What needs to be done —
Set the entries down once more, exactly as they are worded.
# # #
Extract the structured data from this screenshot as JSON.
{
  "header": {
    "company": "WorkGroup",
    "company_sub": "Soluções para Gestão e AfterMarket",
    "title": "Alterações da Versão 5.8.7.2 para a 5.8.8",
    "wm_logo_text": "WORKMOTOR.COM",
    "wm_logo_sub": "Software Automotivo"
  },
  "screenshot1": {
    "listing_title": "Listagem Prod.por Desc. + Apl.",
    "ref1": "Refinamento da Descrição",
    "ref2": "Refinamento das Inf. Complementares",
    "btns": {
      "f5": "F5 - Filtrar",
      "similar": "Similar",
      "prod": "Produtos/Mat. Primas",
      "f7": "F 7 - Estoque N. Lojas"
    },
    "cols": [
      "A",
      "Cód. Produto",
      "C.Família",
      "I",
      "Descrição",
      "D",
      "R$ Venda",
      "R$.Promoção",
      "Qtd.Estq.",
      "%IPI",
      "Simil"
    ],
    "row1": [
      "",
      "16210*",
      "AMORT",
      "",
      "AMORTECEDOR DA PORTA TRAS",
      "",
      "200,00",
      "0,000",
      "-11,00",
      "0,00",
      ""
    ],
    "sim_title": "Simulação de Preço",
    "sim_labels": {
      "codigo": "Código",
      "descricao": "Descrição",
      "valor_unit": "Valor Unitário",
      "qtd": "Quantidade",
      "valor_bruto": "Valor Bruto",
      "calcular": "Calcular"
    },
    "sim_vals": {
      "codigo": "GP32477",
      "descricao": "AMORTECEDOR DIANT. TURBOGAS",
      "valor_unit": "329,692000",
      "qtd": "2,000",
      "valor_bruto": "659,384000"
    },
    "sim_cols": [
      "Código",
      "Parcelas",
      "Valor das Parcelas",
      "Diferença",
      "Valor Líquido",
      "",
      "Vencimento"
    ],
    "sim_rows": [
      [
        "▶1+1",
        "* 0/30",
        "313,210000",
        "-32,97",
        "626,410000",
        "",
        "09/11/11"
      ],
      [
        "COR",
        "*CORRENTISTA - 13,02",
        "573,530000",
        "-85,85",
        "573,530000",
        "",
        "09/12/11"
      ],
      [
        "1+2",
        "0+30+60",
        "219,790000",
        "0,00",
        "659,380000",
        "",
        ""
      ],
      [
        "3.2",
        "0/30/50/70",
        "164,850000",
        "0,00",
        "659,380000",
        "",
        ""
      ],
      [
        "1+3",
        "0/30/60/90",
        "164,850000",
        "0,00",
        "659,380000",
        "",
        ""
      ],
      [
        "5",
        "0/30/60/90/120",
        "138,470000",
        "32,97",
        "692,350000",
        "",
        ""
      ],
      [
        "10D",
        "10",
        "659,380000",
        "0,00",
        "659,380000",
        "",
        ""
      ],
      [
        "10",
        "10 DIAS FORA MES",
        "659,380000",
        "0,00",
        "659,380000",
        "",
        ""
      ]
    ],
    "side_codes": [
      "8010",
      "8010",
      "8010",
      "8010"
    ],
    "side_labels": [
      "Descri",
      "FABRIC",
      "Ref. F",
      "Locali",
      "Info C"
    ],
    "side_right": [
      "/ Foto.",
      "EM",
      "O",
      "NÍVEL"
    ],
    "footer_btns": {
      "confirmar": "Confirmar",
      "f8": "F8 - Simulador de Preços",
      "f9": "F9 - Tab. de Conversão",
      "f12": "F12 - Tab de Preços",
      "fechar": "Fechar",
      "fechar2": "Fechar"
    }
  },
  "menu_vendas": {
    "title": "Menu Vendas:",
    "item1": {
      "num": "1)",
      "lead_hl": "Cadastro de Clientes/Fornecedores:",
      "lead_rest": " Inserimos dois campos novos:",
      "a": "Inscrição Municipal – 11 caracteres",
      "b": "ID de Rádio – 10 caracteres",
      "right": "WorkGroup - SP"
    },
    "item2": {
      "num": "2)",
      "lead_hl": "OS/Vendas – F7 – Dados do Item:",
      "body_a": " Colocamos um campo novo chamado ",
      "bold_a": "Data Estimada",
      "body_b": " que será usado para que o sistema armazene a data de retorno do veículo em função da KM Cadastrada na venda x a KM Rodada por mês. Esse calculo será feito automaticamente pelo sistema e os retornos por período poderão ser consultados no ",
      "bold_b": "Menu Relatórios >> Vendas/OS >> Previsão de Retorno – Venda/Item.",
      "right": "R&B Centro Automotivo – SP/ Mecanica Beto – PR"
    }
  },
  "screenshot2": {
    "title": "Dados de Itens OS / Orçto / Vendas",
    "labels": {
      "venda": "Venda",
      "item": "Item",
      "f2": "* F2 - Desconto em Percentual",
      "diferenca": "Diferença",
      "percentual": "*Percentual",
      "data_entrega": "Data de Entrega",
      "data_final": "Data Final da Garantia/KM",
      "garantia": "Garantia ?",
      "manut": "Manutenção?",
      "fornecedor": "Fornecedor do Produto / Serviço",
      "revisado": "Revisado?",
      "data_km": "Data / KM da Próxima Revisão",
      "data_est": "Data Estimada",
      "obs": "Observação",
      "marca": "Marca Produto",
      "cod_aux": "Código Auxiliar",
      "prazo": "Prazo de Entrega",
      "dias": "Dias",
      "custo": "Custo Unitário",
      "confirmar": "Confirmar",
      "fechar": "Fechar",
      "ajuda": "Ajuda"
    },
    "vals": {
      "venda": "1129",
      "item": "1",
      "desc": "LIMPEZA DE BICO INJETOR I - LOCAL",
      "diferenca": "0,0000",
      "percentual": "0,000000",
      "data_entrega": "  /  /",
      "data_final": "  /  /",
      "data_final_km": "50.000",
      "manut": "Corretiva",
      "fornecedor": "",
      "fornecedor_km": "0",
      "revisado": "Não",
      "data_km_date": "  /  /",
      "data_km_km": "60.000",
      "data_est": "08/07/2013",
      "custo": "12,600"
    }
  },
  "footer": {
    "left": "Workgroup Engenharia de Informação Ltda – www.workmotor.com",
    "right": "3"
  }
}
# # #
Solution —
Extract the structured data from this screenshot as JSON.
{
  "header": {
    "company": "WorkGroup",
    "company_sub": "Soluções para Gestão e AfterMarket",
    "title": "Alterações da Versão 5.8.7.2 para a 5.8.8",
    "wm_logo_text": "WORKMOTOR.COM",
    "wm_logo_sub": "Software Automotivo"
  },
  "screenshot1": {
    "listing_title": "Listagem Prod.por Desc. + Apl.",
    "ref1": "Refinamento da Descrição",
    "ref2": "Refinamento das Inf. Complementares",
    "btns": {
      "f5": "F5 - Filtrar",
      "similar": "Similar",
      "prod": "Produtos/Mat. Primas",
      "f7": "F 7 - Estoque N. Lojas"
    },
    "cols": [
      "A",
      "Cód. Produto",
      "C.Família",
      "I",
      "Descrição",
      "D",
      "R$ Venda",
      "R$.Promoção",
      "Qtd.Estq.",
      "%IPI",
      "Simil"
    ],
    "row1": [
      "",
      "16210*",
      "AMORT",
      "",
      "AMORTECEDOR DA PORTA TRAS",
      "",
      "200,00",
      "0,000",
      "-11,00",
      "0,00",
      ""
    ],
    "sim_title": "Simulação de Preço",
    "sim_labels": {
      "codigo": "Código",
      "descricao": "Descrição",
      "valor_unit": "Valor Unitário",
      "qtd": "Quantidade",
      "valor_bruto": "Valor Bruto",
      "calcular": "Calcular"
    },
    "sim_vals": {
      "codigo": "GP32477",
      "descricao": "AMORTECEDOR DIANT. TURBOGAS",
      "valor_unit": "329,692000",
      "qtd": "2,000",
      "valor_bruto": "659,384000"
    },
    "sim_cols": [
      "Código",
      "Parcelas",
      "Valor das Parcelas",
      "Diferença",
      "Valor Líquido",
      "",
      "Vencimento"
    ],
    "sim_rows": [
      [
        "▶1+1",
        "* 0/30",
        "313,210000",
        "-32,97",
        "626,410000",
        "",
        "09/11/11"
      ],
      [
        "COR",
        "*CORRENTISTA - 13,02",
        "573,530000",
        "-85,85",
        "573,530000",
        "",
        "09/12/11"
      ],
      [
        "1+2",
        "0+30+60",
        "219,790000",
        "0,00",
        "659,380000",
        "",
        ""
      ],
      [
        "3.2",
        "0/30/50/70",
        "164,850000",
        "0,00",
        "659,380000",
        "",
        ""
      ],
      [
        "1+3",
        "0/30/60/90",
        "164,850000",
        "0,00",
        "659,380000",
        "",
        ""
      ],
      [
        "5",
        "0/30/60/90/120",
        "138,470000",
        "32,97",
        "692,350000",
        "",
        ""
      ],
      [
        "10D",
        "10",
        "659,380000",
        "0,00",
        "659,380000",
        "",
        ""
      ],
      [
        "10",
        "10 DIAS FORA MES",
        "659,380000",
        "0,00",
        "659,380000",
        "",
        ""
      ]
    ],
    "side_codes": [
      "8010",
      "8010",
      "8010",
      "8010"
    ],
    "side_labels": [
      "Descri",
      "FABRIC",
      "Ref. F",
      "Locali",
      "Info C"
    ],
    "side_right": [
      "/ Foto.",
      "EM",
      "O",
      "NÍVEL"
    ],
    "footer_btns": {
      "confirmar": "Confirmar",
      "f8": "F8 - Simulador de Preços",
      "f9": "F9 - Tab. de Conversão",
      "f12": "F12 - Tab de Preços",
      "fechar": "Fechar",
      "fechar2": "Fechar"
    }
  },
  "menu_vendas": {
    "title": "Menu Vendas:",
    "item1": {
      "num": "1)",
      "lead_hl": "Cadastro de Clientes/Fornecedores:",
      "lead_rest": " Inserimos dois campos novos:",
      "a": "Inscrição Municipal – 11 caracteres",
      "b": "ID de Rádio – 10 caracteres",
      "right": "WorkGroup - SP"
    },
    "item2": {
      "num": "2)",
      "lead_hl": "OS/Vendas – F7 – Dados do Item:",
      "body_a": " Colocamos um campo novo chamado ",
      "bold_a": "Data Estimada",
      "body_b": " que será usado para que o sistema armazene a data de retorno do veículo em função da KM Cadastrada na venda x a KM Rodada por mês. Esse calculo será feito automaticamente pelo sistema e os retornos por período poderão ser consultados no ",
      "bold_b": "Menu Relatórios >> Vendas/OS >> Previsão de Retorno – Venda/Item.",
      "right": "R&B Centro Automotivo – SP/ Mecanica Beto – PR"
    }
  },
  "screenshot2": {
    "title": "Dados de Itens OS / Orçto / Vendas",
    "labels": {
      "venda": "Venda",
      "item": "Item",
      "f2": "* F2 - Desconto em Percentual",
      "diferenca": "Diferença",
      "percentual": "*Percentual",
      "data_entrega": "Data de Entrega",
      "data_final": "Data Final da Garantia/KM",
      "garantia": "Garantia ?",
      "manut": "Manutenção?",
      "fornecedor": "Fornecedor do Produto / Serviço",
      "revisado": "Revisado?",
      "data_km": "Data / KM da Próxima Revisão",
      "data_est": "Data Estimada",
      "obs": "Observação",
      "marca": "Marca Produto",
      "cod_aux": "Código Auxiliar",
      "prazo": "Prazo de Entrega",
      "dias": "Dias",
      "custo": "Custo Unitário",
      "confirmar": "Confirmar",
      "fechar": "Fechar",
      "ajuda": "Ajuda"
    },
    "vals": {
      "venda": "1129",
      "item": "1",
      "desc": "LIMPEZA DE BICO INJETOR I - LOCAL",
      "diferenca": "0,0000",
      "percentual": "0,000000",
      "data_entrega": "  /  /",
      "data_final": "  /  /",
      "data_final_km": "50.000",
      "manut": "Corretiva",
      "fornecedor": "",
      "fornecedor_km": "0",
      "revisado": "Não",
      "data_km_date": "  /  /",
      "data_km_km": "60.000",
      "data_est": "08/07/2013",
      "custo": "12,600"
    }
  },
  "footer": {
    "left": "Workgroup Engenharia de Informação Ltda – www.workmotor.com",
    "right": "3"
  }
}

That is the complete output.